Material to process ▸
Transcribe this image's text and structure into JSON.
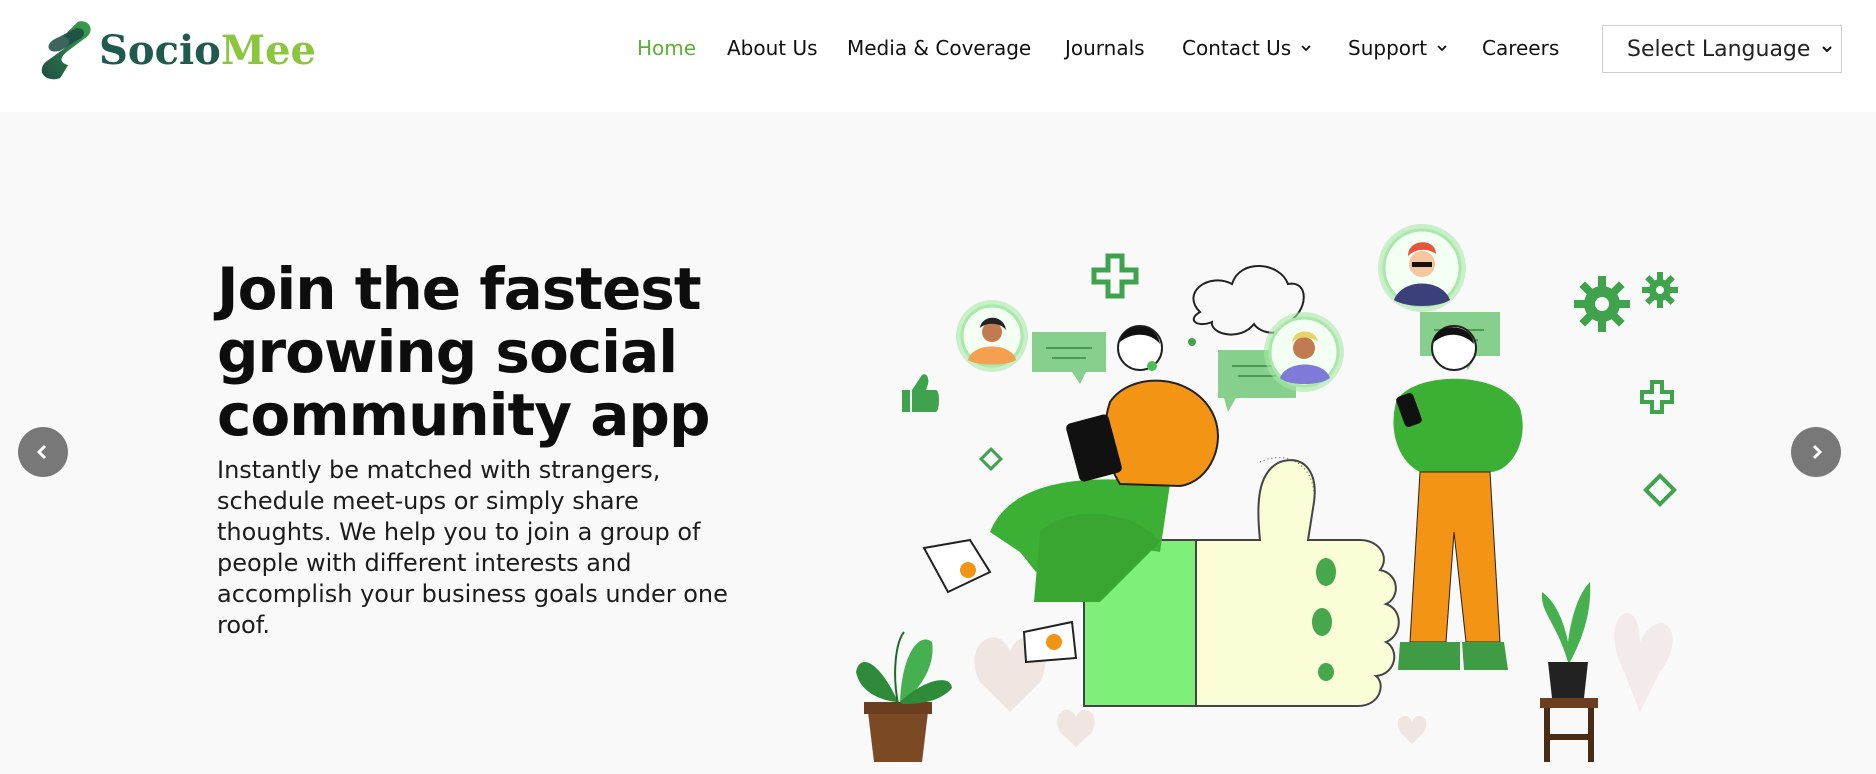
{
  "brand": {
    "name_part1": "Socio",
    "name_part2": "Mee",
    "colors": {
      "dark": "#1f5a4e",
      "accent": "#8cc63f",
      "nav_active": "#5cb135"
    }
  },
  "nav": {
    "items": [
      {
        "label": "Home",
        "active": true
      },
      {
        "label": "About Us"
      },
      {
        "label": "Media & Coverage"
      },
      {
        "label": "Journals"
      },
      {
        "label": "Contact Us",
        "dropdown": true
      },
      {
        "label": "Support",
        "dropdown": true
      },
      {
        "label": "Careers"
      }
    ]
  },
  "language_select": {
    "value": "Select Language",
    "icon": "chevron-down-icon"
  },
  "hero": {
    "headline": "Join the fastest growing social community app",
    "subtext": "Instantly be matched with strangers, schedule meet-ups or simply share thoughts. We help you to join a group of people with different interests and accomplish your business goals under one roof.",
    "prev_icon": "chevron-left-icon",
    "next_icon": "chevron-right-icon",
    "illustration": "thumbs-up-community-illustration"
  }
}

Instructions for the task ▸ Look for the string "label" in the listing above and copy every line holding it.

Response to this task ▸
        "label": "Home",
        "label": "About Us"
        "label": "Media & Coverage"
        "label": "Journals"
        "label": "Contact Us",
        "label": "Support",
        "label": "Careers"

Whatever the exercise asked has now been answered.